--- Dataset ---

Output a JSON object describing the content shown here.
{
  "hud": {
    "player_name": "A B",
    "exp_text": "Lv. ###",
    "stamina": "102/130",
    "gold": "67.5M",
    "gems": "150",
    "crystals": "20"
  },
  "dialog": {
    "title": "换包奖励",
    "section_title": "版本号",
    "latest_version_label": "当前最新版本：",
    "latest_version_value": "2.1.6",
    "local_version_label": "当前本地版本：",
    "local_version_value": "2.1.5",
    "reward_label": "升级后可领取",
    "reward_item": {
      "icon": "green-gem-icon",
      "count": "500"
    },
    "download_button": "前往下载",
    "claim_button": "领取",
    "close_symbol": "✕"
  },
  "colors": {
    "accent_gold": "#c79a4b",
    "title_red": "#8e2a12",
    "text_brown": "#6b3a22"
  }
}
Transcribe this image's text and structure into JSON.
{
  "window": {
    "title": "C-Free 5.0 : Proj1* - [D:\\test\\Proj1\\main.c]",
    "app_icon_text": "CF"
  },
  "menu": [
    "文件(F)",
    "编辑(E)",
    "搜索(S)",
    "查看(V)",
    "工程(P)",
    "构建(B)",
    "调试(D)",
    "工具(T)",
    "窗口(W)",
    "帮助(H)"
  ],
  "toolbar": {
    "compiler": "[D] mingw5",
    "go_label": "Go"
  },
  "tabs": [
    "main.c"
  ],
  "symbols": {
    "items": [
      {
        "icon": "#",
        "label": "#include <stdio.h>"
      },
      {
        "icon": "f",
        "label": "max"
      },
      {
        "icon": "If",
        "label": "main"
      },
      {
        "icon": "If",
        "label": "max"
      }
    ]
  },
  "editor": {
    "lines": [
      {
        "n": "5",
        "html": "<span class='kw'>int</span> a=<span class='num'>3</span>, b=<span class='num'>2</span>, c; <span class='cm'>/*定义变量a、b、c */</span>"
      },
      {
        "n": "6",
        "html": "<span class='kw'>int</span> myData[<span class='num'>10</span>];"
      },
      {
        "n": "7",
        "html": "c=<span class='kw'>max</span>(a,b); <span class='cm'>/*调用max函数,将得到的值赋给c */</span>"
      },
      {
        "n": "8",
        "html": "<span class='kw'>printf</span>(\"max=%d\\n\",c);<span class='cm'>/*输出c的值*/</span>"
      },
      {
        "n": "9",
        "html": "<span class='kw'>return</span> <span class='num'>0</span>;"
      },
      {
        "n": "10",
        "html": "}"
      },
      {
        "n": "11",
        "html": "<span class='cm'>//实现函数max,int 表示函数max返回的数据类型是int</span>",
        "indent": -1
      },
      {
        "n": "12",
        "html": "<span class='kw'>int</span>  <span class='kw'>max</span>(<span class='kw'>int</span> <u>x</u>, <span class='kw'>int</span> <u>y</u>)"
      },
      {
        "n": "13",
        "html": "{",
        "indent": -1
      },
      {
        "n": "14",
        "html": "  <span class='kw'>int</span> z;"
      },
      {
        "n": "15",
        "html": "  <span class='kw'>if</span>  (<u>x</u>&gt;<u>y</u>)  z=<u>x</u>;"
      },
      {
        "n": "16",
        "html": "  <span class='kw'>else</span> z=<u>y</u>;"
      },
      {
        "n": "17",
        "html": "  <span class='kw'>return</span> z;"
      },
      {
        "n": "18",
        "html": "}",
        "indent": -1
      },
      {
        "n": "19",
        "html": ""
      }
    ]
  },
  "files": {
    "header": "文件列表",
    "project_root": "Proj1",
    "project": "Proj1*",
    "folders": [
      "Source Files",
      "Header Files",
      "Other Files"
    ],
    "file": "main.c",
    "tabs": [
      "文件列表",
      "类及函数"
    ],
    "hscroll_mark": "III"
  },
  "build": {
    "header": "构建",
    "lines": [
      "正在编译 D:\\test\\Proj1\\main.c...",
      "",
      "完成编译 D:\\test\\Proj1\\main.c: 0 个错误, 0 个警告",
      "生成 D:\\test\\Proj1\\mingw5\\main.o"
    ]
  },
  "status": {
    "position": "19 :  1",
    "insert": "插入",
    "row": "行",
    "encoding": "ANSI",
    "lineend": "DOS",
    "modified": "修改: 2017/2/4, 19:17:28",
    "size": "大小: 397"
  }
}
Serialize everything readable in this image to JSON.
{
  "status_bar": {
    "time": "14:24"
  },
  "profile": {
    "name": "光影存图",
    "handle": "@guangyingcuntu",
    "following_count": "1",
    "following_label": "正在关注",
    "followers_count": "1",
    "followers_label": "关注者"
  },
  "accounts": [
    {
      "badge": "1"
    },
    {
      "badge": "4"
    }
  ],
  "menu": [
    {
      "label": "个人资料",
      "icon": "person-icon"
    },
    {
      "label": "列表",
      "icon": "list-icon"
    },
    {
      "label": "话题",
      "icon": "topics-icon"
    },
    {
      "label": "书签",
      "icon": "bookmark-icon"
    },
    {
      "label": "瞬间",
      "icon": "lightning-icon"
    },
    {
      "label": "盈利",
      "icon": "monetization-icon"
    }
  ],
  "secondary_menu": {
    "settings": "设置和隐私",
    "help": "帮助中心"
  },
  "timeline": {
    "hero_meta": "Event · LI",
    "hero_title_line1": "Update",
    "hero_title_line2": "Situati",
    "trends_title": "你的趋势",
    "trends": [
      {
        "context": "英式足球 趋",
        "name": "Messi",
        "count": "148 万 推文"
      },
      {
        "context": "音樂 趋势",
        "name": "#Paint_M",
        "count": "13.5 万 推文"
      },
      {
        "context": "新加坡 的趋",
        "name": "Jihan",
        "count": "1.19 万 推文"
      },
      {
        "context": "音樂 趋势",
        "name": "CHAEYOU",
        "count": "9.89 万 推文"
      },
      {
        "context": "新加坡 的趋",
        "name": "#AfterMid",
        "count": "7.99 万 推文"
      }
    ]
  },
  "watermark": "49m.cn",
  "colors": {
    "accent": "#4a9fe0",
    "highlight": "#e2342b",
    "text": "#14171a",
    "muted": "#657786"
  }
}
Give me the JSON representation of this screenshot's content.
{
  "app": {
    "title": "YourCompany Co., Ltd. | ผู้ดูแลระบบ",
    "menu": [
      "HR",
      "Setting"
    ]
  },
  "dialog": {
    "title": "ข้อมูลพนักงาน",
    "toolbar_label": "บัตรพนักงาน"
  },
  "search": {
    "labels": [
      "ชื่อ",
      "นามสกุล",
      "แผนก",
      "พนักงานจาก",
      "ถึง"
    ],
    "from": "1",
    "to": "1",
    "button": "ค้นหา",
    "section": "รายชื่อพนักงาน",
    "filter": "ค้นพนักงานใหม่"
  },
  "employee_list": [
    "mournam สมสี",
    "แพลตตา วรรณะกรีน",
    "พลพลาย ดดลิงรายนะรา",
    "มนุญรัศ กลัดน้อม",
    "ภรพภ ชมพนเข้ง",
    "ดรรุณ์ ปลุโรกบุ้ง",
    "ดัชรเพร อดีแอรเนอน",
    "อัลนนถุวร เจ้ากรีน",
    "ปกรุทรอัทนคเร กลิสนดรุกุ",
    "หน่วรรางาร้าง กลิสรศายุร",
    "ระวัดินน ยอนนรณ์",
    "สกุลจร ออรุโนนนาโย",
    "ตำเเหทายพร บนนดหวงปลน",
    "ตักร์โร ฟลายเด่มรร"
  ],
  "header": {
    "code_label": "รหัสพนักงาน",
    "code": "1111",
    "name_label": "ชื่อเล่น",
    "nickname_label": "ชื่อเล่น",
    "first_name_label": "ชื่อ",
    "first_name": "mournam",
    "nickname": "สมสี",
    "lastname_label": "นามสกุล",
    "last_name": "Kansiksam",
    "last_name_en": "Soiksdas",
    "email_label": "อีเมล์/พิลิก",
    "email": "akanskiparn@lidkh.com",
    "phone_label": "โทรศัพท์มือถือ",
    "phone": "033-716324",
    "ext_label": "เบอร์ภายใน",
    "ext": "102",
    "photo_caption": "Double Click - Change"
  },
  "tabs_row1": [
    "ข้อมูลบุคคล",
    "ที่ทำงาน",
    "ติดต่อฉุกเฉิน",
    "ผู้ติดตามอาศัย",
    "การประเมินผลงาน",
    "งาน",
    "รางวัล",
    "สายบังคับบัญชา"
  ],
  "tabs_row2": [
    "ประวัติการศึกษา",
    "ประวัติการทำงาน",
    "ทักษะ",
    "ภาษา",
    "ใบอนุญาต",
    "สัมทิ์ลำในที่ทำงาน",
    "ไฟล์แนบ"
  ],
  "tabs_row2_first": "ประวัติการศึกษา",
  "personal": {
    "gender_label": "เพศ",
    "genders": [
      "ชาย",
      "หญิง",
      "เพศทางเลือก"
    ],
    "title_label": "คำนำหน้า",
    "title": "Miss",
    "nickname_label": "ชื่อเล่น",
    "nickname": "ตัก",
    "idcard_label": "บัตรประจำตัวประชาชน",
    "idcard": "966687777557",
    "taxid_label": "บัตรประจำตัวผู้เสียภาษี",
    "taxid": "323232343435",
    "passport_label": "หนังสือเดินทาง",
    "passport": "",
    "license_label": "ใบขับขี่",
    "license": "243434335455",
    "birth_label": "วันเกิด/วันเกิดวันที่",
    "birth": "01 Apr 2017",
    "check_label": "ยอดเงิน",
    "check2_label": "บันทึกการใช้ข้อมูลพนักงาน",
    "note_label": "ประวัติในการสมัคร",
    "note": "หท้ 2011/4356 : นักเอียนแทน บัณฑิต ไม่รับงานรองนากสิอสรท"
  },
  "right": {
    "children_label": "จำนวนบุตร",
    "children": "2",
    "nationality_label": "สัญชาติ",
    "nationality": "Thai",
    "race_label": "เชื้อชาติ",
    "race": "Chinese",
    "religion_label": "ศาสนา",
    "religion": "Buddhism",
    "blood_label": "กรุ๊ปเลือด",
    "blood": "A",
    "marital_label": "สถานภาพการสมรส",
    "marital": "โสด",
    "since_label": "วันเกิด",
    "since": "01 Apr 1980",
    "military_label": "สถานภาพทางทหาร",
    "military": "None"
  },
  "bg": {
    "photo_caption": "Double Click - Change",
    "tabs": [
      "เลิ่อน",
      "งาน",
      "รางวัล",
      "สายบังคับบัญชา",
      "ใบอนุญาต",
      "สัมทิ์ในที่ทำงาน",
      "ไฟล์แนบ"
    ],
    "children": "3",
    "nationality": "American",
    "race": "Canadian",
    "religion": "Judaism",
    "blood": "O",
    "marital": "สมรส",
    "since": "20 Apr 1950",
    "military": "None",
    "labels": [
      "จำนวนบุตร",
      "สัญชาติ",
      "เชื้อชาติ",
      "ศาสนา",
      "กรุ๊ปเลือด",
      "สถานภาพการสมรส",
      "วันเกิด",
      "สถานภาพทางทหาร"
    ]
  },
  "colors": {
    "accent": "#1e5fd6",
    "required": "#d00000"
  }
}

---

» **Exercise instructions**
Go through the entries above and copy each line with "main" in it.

» **Output**
    "title": "C-Free 5.0 : Proj1* - [D:\\test\\Proj1\\main.c]",
    "main.c"
        "label": "main"
    "file": "main.c",
      "正在编译 D:\\test\\Proj1\\main.c...",
      "完成编译 D:\\test\\Proj1\\main.c: 0 个错误, 0 个警告",
      "生成 D:\\test\\Proj1\\mingw5\\main.o"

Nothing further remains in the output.